> [PROMPT]
Only the number is wanted: how many lines of the data contain "contact"?

> [THE DATA]
=======

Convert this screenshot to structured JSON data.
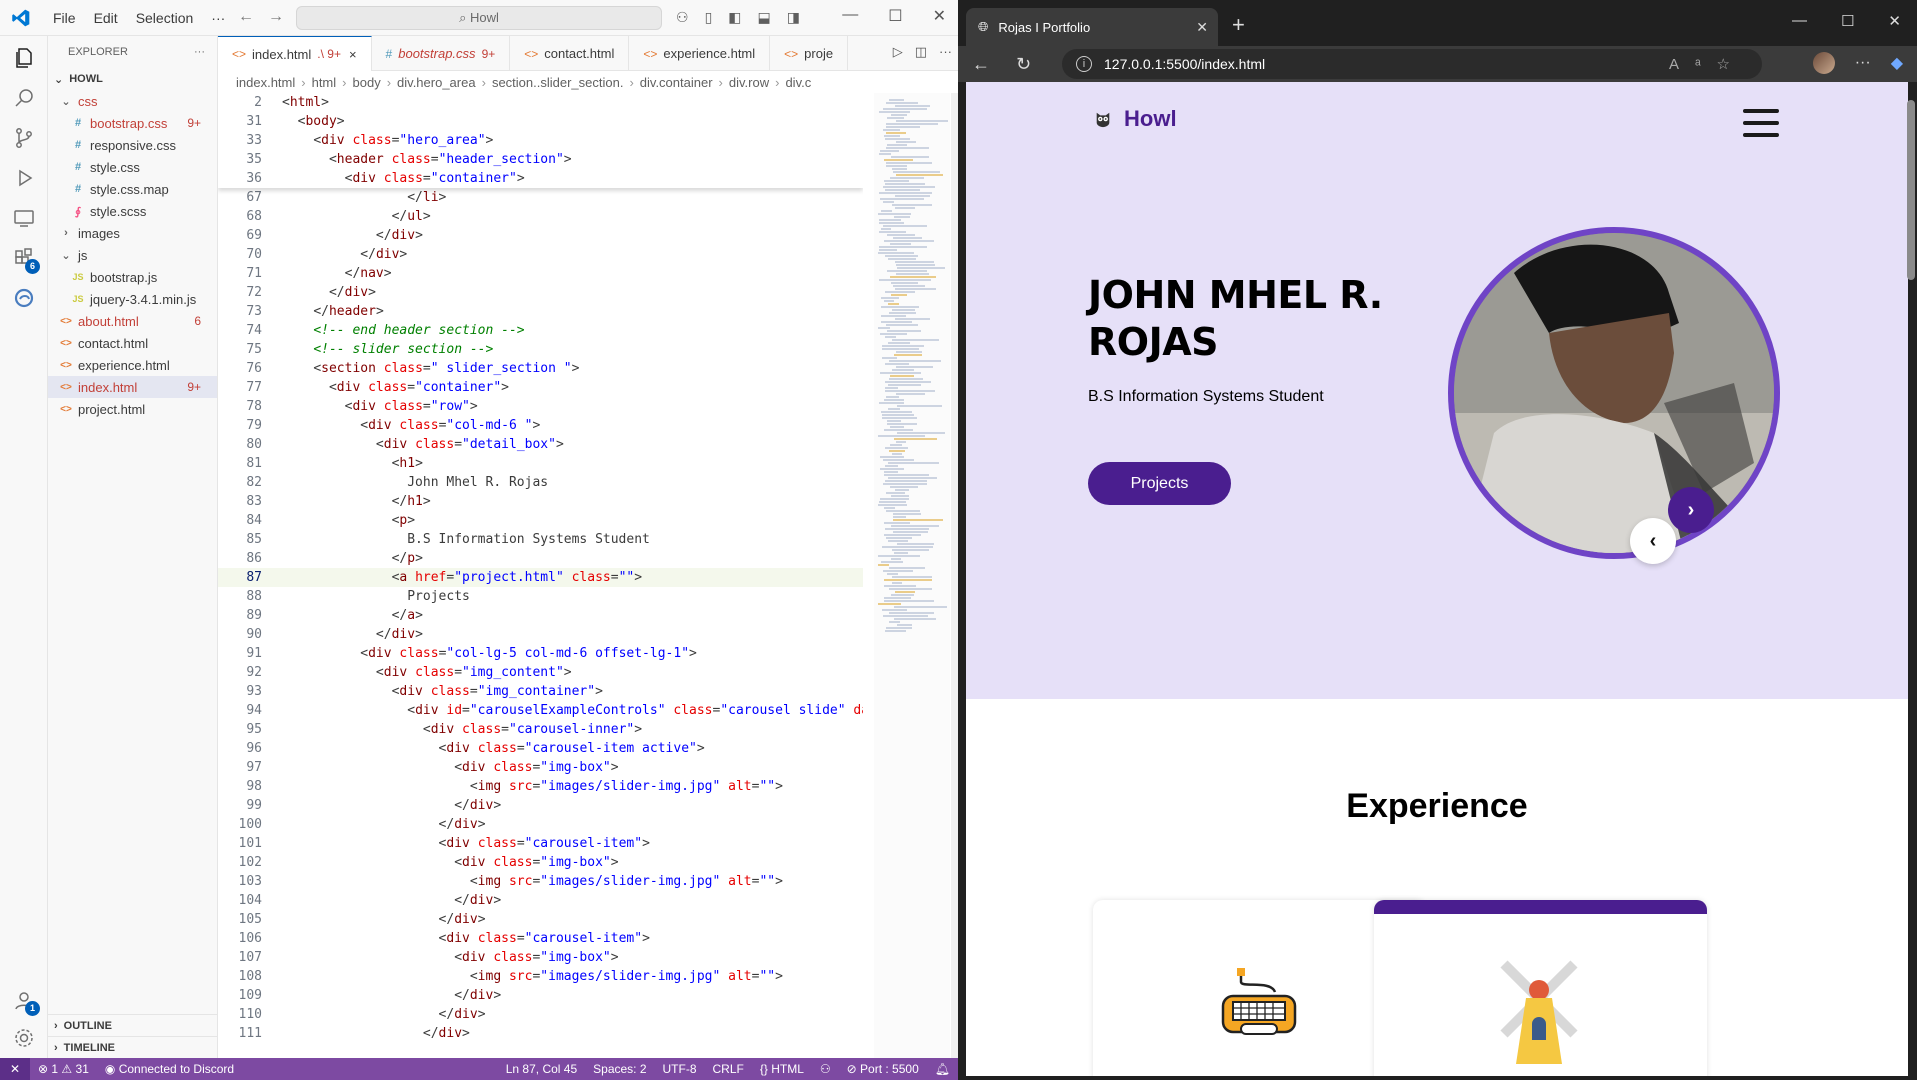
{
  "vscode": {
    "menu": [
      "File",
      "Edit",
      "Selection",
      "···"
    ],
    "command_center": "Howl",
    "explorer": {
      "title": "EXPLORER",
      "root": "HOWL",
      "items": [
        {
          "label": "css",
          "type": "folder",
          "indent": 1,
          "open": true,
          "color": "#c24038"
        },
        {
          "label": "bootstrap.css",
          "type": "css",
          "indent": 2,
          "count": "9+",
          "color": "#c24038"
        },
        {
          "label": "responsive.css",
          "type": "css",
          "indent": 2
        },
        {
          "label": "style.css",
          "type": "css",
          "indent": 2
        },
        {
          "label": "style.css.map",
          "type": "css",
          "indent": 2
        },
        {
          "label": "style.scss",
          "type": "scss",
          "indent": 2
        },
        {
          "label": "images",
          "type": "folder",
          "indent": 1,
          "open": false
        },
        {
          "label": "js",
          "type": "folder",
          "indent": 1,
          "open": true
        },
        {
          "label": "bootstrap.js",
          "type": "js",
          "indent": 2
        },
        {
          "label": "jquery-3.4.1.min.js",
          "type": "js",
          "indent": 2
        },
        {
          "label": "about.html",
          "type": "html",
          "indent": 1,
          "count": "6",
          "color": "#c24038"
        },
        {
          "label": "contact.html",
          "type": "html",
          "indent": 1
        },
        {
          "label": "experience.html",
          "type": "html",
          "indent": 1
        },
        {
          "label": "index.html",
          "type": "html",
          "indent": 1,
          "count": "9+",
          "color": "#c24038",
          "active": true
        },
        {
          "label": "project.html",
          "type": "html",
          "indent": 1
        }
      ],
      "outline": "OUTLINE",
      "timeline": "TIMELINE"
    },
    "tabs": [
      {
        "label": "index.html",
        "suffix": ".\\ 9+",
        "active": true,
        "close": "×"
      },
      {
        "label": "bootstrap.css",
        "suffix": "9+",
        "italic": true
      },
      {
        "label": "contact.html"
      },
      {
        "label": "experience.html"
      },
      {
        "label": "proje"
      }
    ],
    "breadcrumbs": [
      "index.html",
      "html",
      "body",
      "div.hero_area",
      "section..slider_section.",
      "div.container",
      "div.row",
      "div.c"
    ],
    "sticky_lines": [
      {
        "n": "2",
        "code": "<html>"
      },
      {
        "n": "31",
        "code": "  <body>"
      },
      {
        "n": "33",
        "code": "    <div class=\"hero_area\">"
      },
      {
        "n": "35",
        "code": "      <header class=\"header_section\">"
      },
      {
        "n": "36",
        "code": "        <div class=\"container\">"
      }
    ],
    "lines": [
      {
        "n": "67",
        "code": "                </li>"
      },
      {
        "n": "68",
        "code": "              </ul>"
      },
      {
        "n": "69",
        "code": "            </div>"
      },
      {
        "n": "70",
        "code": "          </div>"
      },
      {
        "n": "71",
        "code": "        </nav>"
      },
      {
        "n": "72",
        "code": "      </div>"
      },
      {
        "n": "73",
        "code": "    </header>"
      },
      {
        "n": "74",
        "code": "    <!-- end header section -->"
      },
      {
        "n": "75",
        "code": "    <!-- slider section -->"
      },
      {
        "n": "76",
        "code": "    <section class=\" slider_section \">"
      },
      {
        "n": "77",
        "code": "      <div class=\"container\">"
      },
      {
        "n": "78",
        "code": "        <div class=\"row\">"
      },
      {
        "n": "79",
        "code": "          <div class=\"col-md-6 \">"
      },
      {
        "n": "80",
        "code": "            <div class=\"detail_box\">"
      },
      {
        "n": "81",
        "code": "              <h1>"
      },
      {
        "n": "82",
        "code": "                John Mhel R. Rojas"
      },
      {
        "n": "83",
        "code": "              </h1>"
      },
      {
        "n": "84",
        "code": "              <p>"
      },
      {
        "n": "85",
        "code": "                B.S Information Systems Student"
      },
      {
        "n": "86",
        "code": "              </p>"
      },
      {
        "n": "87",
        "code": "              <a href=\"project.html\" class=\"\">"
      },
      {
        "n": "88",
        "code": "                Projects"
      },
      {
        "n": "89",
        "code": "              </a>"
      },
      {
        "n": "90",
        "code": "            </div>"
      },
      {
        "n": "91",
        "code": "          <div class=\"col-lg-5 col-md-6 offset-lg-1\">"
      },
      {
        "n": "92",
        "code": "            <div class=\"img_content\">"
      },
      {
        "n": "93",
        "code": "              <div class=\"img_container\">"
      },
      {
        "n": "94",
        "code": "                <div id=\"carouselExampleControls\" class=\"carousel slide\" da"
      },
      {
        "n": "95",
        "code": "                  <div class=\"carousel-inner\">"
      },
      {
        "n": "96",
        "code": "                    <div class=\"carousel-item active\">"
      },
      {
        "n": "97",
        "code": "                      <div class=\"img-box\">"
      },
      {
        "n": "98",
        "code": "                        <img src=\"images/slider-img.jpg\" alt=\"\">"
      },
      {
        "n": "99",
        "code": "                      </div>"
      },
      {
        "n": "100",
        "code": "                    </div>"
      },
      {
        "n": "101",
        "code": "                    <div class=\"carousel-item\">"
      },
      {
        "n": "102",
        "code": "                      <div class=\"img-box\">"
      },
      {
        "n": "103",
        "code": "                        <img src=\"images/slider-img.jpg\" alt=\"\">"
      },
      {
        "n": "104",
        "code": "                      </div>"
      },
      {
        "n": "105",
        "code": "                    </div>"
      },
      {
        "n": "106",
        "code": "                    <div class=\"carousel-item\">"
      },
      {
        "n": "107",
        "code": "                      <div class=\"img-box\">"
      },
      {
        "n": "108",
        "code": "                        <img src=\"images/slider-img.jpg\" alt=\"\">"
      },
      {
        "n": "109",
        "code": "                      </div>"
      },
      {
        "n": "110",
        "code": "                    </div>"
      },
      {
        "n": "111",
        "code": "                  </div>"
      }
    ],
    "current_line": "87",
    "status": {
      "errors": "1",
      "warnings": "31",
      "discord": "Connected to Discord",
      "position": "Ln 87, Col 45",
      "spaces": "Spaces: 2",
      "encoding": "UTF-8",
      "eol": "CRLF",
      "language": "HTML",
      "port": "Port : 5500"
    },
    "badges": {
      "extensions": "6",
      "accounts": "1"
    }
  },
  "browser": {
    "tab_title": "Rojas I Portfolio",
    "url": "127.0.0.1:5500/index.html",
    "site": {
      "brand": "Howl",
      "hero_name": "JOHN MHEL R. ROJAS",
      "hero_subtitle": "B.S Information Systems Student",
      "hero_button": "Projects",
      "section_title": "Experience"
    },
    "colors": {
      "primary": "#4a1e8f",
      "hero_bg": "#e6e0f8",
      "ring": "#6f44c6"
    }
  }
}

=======

> [RESULT OF THIS TASK]
2